Courage is considered a virtue not just within ADF, but among a wide range of cultural traditions.  Ancient Greece, medieval Europe, traditional Taoist philosophy and contemporary Western ideals all praise courage - the ability (or sometimes, just the willingness) to confront that which normally stops us in our tracks.  Courage (with a capital "C") typically brings to mind the selfless deeds of soldiers defending the unarmed, the brave actions of social justice pioneers or even the fictional fortitude of a fictional character such as Samwise Gamgee.

But how does courage directly relate to a neo-pagan Druid?  As a virtue - a moral standard to which we are to strive towards - courage is not meant to be confined to our secular life.  In his essay on what makes ADF special, Reverend Isaac Bonewits notes that in order for ADF to flourish as a full-spectrum religious tradition (complete with paid clergy, and bardic and healing heritages) we must, as members, go public with our faith, our scholarship and our liturgy. Openly wearing one's paganism on his/her sleeves during times of political and religious conservatism can be a daunting, intimidating request.  There may be unwanted consequences, broken connections...but we must have strength.  As Rev. Bonewits writes, " will take courage and caution for us to safely 'come from the shadows.' Yet if we can follow the lessons learned by the civil rights movements of our generation, we can eventually have full freedom to practice our beliefs."1

“Courage is the most important of all the virtues because without courage, you can't 
                                               practice any other virtue consistently.”    --Maya Angelou

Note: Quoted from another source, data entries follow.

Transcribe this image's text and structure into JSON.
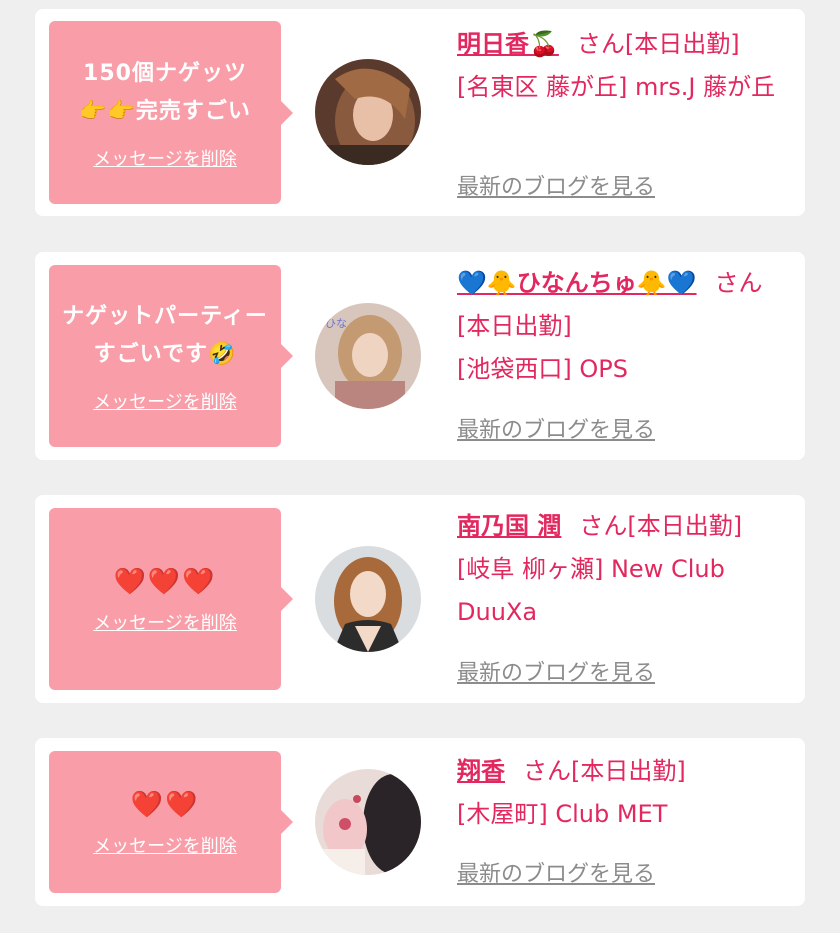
{
  "common": {
    "delete_label": "メッセージを削除",
    "blog_label": "最新のブログを見る",
    "san": "さん",
    "status": "[本日出勤]"
  },
  "colors": {
    "background": "#efefef",
    "card": "#ffffff",
    "bubble": "#f99ea8",
    "accent": "#e2285f",
    "link_gray": "#8c8c8c"
  },
  "messages": [
    {
      "bubble_text": "150個ナゲッツ👉👉完売すごい",
      "name": "明日香🍒",
      "location": "[名東区 藤が丘] mrs.J 藤が丘"
    },
    {
      "bubble_text": "ナゲットパーティーすごいです🤣",
      "name": "💙🐥ひなんちゅ🐥💙",
      "location": "[池袋西口] OPS"
    },
    {
      "bubble_text": "❤️❤️❤️",
      "name": "南乃国 潤",
      "location": "[岐阜 柳ヶ瀬] New Club DuuXa"
    },
    {
      "bubble_text": "❤️❤️",
      "name": "翔香",
      "location": "[木屋町] Club MET"
    }
  ]
}
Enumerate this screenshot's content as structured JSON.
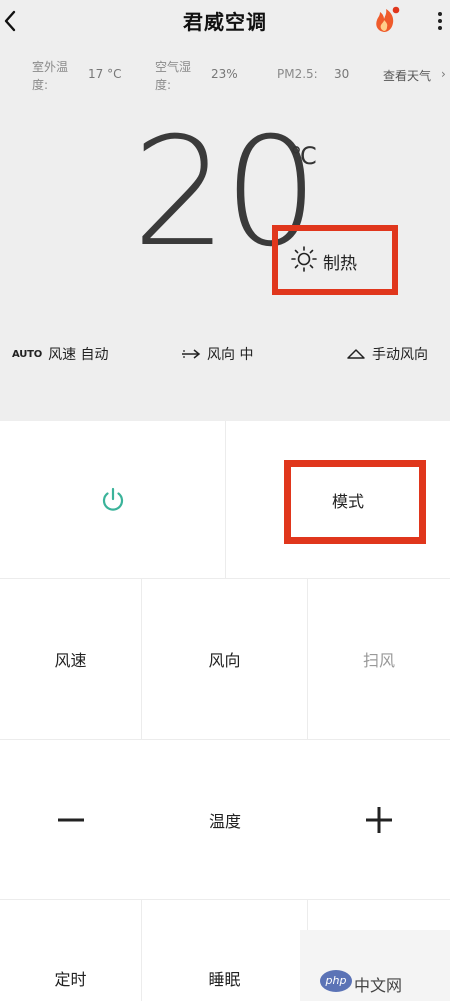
{
  "header": {
    "title": "君威空调",
    "back_icon": "chevron-left-icon",
    "fire_icon": "fire-icon",
    "more_icon": "more-vertical-icon",
    "accent_color": "#e0361c"
  },
  "weather": {
    "outdoor_temp_label": "室外温度:",
    "outdoor_temp_value": "17 °C",
    "humidity_label": "空气湿度:",
    "humidity_value": "23%",
    "pm25_label": "PM2.5:",
    "pm25_value": "30",
    "link_text": "查看天气",
    "link_arrow": "›"
  },
  "display": {
    "temperature": "20",
    "unit": "℃",
    "mode_icon": "sun-icon",
    "mode_label": "制热"
  },
  "status_row": {
    "auto_text": "AUTO",
    "fan_speed": "风速 自动",
    "wind_direction": "风向 中",
    "manual_direction": "手动风向"
  },
  "controls": {
    "power_icon": "power-icon",
    "power_color": "#3bb39a",
    "mode": "模式",
    "fan_speed": "风速",
    "wind_dir": "风向",
    "sweep": "扫风",
    "minus": "—",
    "temperature": "温度",
    "plus": "+",
    "timer": "定时",
    "sleep": "睡眠"
  },
  "watermark": {
    "logo": "php",
    "text": "中文网"
  }
}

1. The Vision of ADF:  What makes ADF different from other Neopagan traditions?

Virtues Essay: Perseverance

  • steadfastness in doing something despite difficulty or delay in achieving success
                                                                 --Oxford American English Dictionary

Few successes in life are achieved through quick actions and immediate results.  For most things of meaning a path of dedication, time, patience and perseverance is required.

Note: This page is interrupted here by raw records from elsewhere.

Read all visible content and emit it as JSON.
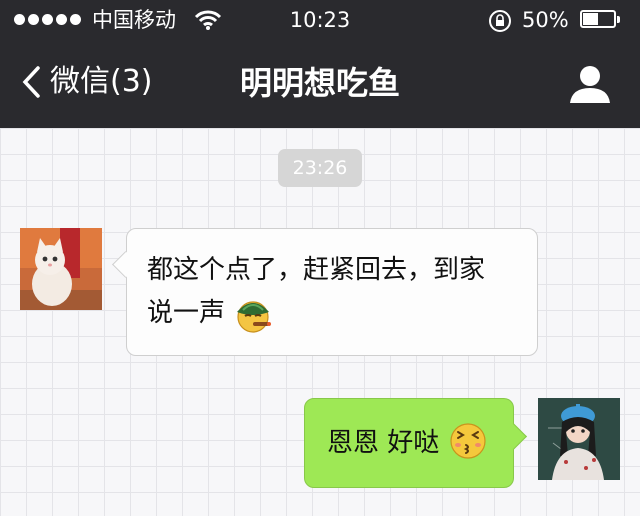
{
  "status_bar": {
    "carrier": "中国移动",
    "time": "10:23",
    "battery": "50%",
    "battery_level": 0.5,
    "signal_dots": 5
  },
  "nav": {
    "back_label": "微信(3)",
    "title": "明明想吃鱼",
    "back_icon": "chevron-left-icon",
    "profile_icon": "person-icon"
  },
  "chat": {
    "timestamp": "23:26",
    "messages": [
      {
        "side": "left",
        "line1": "都这个点了，赶紧回去，到家",
        "line2": "说一声",
        "emoji": "cigar-emoji",
        "avatar": "white-cat-avatar"
      },
      {
        "side": "right",
        "text": "恩恩 好哒",
        "emoji": "kiss-emoji",
        "avatar": "girl-avatar"
      }
    ]
  },
  "colors": {
    "header_bg": "#2a2a2e",
    "right_bubble": "#9ee855",
    "left_bubble": "#fdfdfd",
    "chat_bg": "#f7f7f9"
  }
}
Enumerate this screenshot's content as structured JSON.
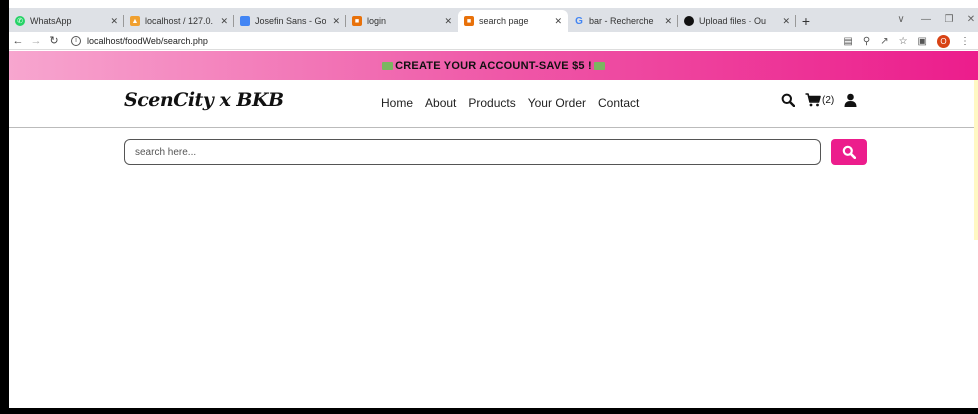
{
  "browser": {
    "tabs": [
      {
        "label": "WhatsApp",
        "favicon": "whatsapp-icon",
        "color": "#25d366"
      },
      {
        "label": "localhost / 127.0.",
        "favicon": "phpmyadmin-icon",
        "color": "#f0a030"
      },
      {
        "label": "Josefin Sans - Go",
        "favicon": "google-fonts-icon",
        "color": "#4285f4"
      },
      {
        "label": "login",
        "favicon": "page-icon",
        "color": "#e8710a"
      },
      {
        "label": "search page",
        "favicon": "page-icon",
        "color": "#e8710a",
        "active": true
      },
      {
        "label": "bar - Recherche",
        "favicon": "google-icon",
        "color": "#4285f4"
      },
      {
        "label": "Upload files · Ou",
        "favicon": "github-icon",
        "color": "#111111"
      }
    ],
    "new_tab": "+",
    "url": "localhost/foodWeb/search.php",
    "profile_initial": "O"
  },
  "promo": {
    "text": "CREATE YOUR ACCOUNT-SAVE $5 !"
  },
  "header": {
    "logo": "ScenCity x BKB",
    "nav": [
      "Home",
      "About",
      "Products",
      "Your Order",
      "Contact"
    ],
    "cart_count": "(2)"
  },
  "search": {
    "placeholder": "search here..."
  },
  "colors": {
    "accent": "#ec1d8c",
    "promo_start": "#f7a6cf",
    "promo_end": "#ec1d8c"
  }
}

The concept of perseverance through tempests and tragedy easily springs to mind; in the fog of disease, depression and mourning the act of living may, in itself, speak to perseverance.  But perseverance may also manifest in the most mundane of tasks; heading out to the garden at sunrise day after after, running that extra quarter mile, or even declining another round of food or drink.  In truth, perseverance is often the handmaiden of another virtue: moderation.

The Dedicant Path is a perfect example of an undertaking achieved through perseverance - the work and documentation required extends, at minimum, over the course of half a year.  For many dedicants the duration of work lasts much longer as the tasks of the DP are balanced against the responsibilities of family life and employment.  Just as our relationships with friends and family are built, stone upon stone, upon shared experiences, warmth and hospitality so it is with our relationship with the Kindred.  Only through perseverance will those stones accumulate to build a mountain.

     “The man who moves a mountain begins by carrying away small stones.”  --Confucius